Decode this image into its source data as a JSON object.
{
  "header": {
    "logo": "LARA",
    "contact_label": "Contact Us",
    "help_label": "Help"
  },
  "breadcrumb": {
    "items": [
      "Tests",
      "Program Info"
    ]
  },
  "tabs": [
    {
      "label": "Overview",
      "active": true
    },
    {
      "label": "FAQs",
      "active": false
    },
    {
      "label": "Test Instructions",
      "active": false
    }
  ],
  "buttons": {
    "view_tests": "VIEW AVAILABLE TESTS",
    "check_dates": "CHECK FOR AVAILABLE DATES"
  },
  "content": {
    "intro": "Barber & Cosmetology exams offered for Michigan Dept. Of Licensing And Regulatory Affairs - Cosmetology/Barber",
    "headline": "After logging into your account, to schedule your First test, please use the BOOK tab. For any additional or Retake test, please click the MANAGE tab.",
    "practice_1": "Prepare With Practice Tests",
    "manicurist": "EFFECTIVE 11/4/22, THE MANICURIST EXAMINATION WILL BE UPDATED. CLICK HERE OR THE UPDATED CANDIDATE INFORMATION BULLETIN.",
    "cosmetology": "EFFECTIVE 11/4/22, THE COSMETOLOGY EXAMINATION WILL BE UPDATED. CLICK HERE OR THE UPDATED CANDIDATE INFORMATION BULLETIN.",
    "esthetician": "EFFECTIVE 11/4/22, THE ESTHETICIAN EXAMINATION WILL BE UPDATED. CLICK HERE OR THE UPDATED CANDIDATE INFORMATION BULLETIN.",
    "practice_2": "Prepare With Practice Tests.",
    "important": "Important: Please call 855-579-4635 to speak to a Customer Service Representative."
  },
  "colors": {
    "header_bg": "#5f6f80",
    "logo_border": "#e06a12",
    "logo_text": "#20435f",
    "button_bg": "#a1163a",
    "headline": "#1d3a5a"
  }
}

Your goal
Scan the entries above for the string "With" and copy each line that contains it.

Completed exercise
    "practice_1": "Prepare With Practice Tests",
    "practice_2": "Prepare With Practice Tests.",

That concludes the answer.